▶ **Task to complete**
The entries that follow must be given again exactly, with no pictures kept.

▶ **Data records**
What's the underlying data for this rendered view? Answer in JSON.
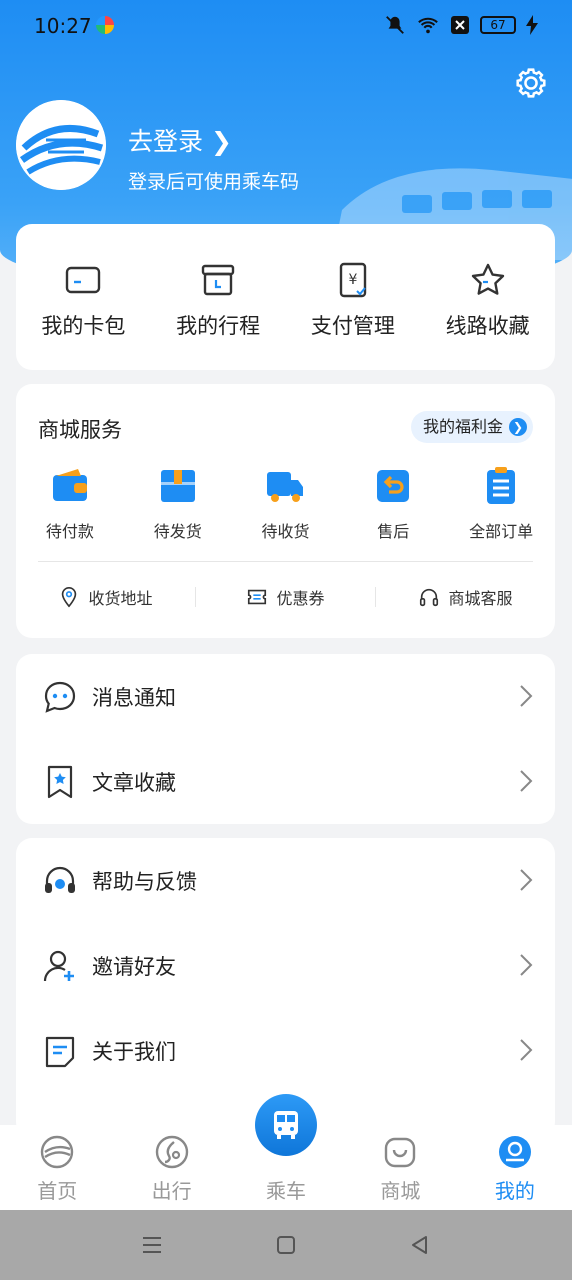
{
  "status_bar": {
    "time": "10:27",
    "battery": "67"
  },
  "header": {
    "login_title": "去登录",
    "login_subtitle": "登录后可使用乘车码"
  },
  "quick_actions": [
    {
      "label": "我的卡包",
      "icon": "card-icon"
    },
    {
      "label": "我的行程",
      "icon": "calendar-icon"
    },
    {
      "label": "支付管理",
      "icon": "payment-icon"
    },
    {
      "label": "线路收藏",
      "icon": "star-icon"
    }
  ],
  "mall": {
    "title": "商城服务",
    "welfare_label": "我的福利金",
    "orders": [
      {
        "label": "待付款",
        "icon": "wallet-icon"
      },
      {
        "label": "待发货",
        "icon": "package-icon"
      },
      {
        "label": "待收货",
        "icon": "truck-icon"
      },
      {
        "label": "售后",
        "icon": "return-icon"
      },
      {
        "label": "全部订单",
        "icon": "orders-icon"
      }
    ],
    "services": [
      {
        "label": "收货地址",
        "icon": "location-icon"
      },
      {
        "label": "优惠券",
        "icon": "coupon-icon"
      },
      {
        "label": "商城客服",
        "icon": "headset-icon"
      }
    ]
  },
  "list1": [
    {
      "label": "消息通知",
      "icon": "message-icon"
    },
    {
      "label": "文章收藏",
      "icon": "bookmark-icon"
    }
  ],
  "list2": [
    {
      "label": "帮助与反馈",
      "icon": "help-icon"
    },
    {
      "label": "邀请好友",
      "icon": "invite-icon"
    },
    {
      "label": "关于我们",
      "icon": "about-icon"
    }
  ],
  "tabbar": [
    {
      "label": "首页",
      "icon": "home-icon"
    },
    {
      "label": "出行",
      "icon": "travel-icon"
    },
    {
      "label": "乘车",
      "icon": "bus-icon"
    },
    {
      "label": "商城",
      "icon": "mall-icon"
    },
    {
      "label": "我的",
      "icon": "profile-icon"
    }
  ],
  "colors": {
    "accent": "#1e8df3",
    "hero_start": "#1e8df3",
    "hero_end": "#5ab3f8"
  }
}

▶ **Response area**
What's the underlying data for this rendered view? Answer in JSON.
{
  "status_bar": {
    "time": "10:27",
    "battery": "67"
  },
  "header": {
    "login_title": "去登录",
    "login_subtitle": "登录后可使用乘车码"
  },
  "quick_actions": [
    {
      "label": "我的卡包",
      "icon": "card-icon"
    },
    {
      "label": "我的行程",
      "icon": "calendar-icon"
    },
    {
      "label": "支付管理",
      "icon": "payment-icon"
    },
    {
      "label": "线路收藏",
      "icon": "star-icon"
    }
  ],
  "mall": {
    "title": "商城服务",
    "welfare_label": "我的福利金",
    "orders": [
      {
        "label": "待付款",
        "icon": "wallet-icon"
      },
      {
        "label": "待发货",
        "icon": "package-icon"
      },
      {
        "label": "待收货",
        "icon": "truck-icon"
      },
      {
        "label": "售后",
        "icon": "return-icon"
      },
      {
        "label": "全部订单",
        "icon": "orders-icon"
      }
    ],
    "services": [
      {
        "label": "收货地址",
        "icon": "location-icon"
      },
      {
        "label": "优惠券",
        "icon": "coupon-icon"
      },
      {
        "label": "商城客服",
        "icon": "headset-icon"
      }
    ]
  },
  "list1": [
    {
      "label": "消息通知",
      "icon": "message-icon"
    },
    {
      "label": "文章收藏",
      "icon": "bookmark-icon"
    }
  ],
  "list2": [
    {
      "label": "帮助与反馈",
      "icon": "help-icon"
    },
    {
      "label": "邀请好友",
      "icon": "invite-icon"
    },
    {
      "label": "关于我们",
      "icon": "about-icon"
    }
  ],
  "tabbar": [
    {
      "label": "首页",
      "icon": "home-icon"
    },
    {
      "label": "出行",
      "icon": "travel-icon"
    },
    {
      "label": "乘车",
      "icon": "bus-icon"
    },
    {
      "label": "商城",
      "icon": "mall-icon"
    },
    {
      "label": "我的",
      "icon": "profile-icon"
    }
  ],
  "colors": {
    "accent": "#1e8df3",
    "hero_start": "#1e8df3",
    "hero_end": "#5ab3f8"
  }
}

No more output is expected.